**** Given data ****

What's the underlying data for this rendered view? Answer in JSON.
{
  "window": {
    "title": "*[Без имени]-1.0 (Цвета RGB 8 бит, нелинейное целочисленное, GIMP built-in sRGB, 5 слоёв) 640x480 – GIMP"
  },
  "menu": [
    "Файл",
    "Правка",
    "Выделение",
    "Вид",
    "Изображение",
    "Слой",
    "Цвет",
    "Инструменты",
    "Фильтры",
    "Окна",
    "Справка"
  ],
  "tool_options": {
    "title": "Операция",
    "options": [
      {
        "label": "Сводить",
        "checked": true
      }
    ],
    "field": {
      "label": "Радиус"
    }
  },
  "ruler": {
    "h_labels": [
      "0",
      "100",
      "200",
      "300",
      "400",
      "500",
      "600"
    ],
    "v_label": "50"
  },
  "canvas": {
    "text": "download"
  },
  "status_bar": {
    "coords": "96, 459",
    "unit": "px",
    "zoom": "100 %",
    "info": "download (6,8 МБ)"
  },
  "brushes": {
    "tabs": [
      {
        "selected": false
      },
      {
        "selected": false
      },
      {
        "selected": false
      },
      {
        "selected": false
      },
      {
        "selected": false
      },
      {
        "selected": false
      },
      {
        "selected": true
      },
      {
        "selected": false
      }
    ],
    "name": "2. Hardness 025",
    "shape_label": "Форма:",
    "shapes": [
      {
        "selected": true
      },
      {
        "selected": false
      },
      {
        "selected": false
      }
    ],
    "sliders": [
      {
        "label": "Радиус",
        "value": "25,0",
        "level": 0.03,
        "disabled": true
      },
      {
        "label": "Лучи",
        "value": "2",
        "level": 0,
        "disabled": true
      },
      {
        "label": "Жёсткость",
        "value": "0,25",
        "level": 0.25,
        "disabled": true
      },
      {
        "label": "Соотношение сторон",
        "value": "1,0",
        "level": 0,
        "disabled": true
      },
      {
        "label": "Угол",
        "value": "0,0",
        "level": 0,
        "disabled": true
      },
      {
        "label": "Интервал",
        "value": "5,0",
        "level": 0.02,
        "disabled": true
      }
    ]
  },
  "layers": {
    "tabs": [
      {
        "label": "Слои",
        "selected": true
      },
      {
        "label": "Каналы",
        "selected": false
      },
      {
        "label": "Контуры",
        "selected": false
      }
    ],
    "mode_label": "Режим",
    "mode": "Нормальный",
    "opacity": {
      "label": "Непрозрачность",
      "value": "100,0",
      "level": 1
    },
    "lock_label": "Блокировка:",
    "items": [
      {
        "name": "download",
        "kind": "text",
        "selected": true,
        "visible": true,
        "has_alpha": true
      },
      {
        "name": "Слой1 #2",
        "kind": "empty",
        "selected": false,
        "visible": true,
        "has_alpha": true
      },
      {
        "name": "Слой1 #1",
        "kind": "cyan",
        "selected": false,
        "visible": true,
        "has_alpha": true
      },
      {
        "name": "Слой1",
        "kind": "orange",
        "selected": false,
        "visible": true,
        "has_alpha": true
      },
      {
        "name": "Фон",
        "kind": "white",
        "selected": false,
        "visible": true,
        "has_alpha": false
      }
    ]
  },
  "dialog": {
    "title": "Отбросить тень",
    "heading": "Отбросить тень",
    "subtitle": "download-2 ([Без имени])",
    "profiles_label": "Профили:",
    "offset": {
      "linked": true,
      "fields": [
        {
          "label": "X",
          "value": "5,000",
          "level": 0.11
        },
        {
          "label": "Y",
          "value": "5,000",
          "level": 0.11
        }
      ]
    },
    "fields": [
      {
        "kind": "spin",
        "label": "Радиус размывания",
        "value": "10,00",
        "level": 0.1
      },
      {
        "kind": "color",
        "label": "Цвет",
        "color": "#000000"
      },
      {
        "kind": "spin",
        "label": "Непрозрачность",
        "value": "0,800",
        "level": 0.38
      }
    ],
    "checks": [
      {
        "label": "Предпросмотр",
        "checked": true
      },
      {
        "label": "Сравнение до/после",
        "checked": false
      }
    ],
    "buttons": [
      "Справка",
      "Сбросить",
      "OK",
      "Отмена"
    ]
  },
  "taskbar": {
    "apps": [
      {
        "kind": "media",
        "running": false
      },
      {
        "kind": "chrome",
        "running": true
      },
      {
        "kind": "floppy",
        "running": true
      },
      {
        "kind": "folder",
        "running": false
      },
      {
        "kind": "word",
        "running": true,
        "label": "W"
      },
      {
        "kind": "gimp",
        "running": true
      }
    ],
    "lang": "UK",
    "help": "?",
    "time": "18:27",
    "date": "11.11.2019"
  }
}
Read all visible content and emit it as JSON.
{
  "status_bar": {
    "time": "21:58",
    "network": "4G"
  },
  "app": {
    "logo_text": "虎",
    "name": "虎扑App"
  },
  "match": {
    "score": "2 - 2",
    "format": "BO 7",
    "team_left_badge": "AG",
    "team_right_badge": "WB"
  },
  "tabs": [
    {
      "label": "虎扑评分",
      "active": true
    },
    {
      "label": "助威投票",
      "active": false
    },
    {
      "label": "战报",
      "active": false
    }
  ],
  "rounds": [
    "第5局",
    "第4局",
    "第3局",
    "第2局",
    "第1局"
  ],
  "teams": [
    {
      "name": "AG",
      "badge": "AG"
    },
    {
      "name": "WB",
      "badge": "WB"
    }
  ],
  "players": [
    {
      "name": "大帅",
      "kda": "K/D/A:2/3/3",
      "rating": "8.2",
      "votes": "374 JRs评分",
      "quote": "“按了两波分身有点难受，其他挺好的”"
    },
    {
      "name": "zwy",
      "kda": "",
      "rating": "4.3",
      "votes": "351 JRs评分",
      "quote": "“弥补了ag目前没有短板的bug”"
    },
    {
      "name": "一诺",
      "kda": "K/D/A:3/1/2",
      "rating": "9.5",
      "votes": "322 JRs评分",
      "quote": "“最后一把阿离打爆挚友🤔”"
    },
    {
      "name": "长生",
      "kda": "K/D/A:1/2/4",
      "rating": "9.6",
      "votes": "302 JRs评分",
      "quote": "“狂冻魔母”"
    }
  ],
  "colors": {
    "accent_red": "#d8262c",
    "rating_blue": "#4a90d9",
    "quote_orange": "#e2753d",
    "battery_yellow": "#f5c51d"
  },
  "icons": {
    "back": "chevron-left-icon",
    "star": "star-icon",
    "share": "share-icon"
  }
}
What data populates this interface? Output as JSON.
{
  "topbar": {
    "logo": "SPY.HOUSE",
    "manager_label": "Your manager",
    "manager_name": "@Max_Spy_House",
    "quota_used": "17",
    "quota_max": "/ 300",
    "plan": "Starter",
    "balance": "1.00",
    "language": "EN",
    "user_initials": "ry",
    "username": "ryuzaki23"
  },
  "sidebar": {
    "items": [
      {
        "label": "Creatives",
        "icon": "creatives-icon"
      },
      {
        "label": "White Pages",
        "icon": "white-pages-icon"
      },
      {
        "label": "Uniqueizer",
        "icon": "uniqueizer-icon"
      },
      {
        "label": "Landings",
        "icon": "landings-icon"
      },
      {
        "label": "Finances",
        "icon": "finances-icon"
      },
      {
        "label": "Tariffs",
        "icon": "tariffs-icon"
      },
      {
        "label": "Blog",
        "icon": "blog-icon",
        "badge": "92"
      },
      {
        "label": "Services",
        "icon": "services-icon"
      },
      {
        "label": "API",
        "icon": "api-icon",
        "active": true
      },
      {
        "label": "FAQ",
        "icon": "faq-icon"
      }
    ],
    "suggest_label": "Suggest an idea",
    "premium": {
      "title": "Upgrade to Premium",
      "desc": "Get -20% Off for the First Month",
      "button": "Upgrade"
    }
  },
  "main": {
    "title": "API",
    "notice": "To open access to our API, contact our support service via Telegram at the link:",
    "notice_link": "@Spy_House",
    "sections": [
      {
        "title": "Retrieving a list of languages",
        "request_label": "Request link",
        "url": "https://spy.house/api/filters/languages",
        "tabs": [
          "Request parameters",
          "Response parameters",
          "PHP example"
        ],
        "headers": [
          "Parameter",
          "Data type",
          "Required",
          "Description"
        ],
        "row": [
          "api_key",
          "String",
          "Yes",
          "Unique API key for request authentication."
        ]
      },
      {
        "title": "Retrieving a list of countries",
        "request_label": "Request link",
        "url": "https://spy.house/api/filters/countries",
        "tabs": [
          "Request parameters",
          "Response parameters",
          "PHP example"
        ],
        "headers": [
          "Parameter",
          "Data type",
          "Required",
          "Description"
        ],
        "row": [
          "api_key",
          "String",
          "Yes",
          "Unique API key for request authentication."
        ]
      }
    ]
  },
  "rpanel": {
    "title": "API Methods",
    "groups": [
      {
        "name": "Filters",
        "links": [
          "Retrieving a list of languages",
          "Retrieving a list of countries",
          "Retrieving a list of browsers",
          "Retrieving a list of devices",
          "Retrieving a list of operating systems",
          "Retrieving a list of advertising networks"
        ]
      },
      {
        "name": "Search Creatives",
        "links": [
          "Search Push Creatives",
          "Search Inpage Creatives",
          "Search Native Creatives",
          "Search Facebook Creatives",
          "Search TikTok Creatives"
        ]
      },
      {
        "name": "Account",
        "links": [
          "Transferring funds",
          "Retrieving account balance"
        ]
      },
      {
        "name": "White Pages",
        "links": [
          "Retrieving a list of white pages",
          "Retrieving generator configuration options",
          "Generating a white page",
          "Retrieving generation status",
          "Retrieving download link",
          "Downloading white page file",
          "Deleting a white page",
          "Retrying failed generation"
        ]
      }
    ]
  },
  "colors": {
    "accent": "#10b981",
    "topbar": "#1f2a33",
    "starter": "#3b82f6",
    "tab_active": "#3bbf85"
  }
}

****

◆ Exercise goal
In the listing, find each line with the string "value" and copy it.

◆ Solution for this problem
        "value": "25,0",
        "value": "2",
        "value": "0,25",
        "value": "1,0",
        "value": "0,0",
        "value": "5,0",
      "value": "100,0",
          "value": "5,000",
          "value": "5,000",
        "value": "10,00",
        "value": "0,800",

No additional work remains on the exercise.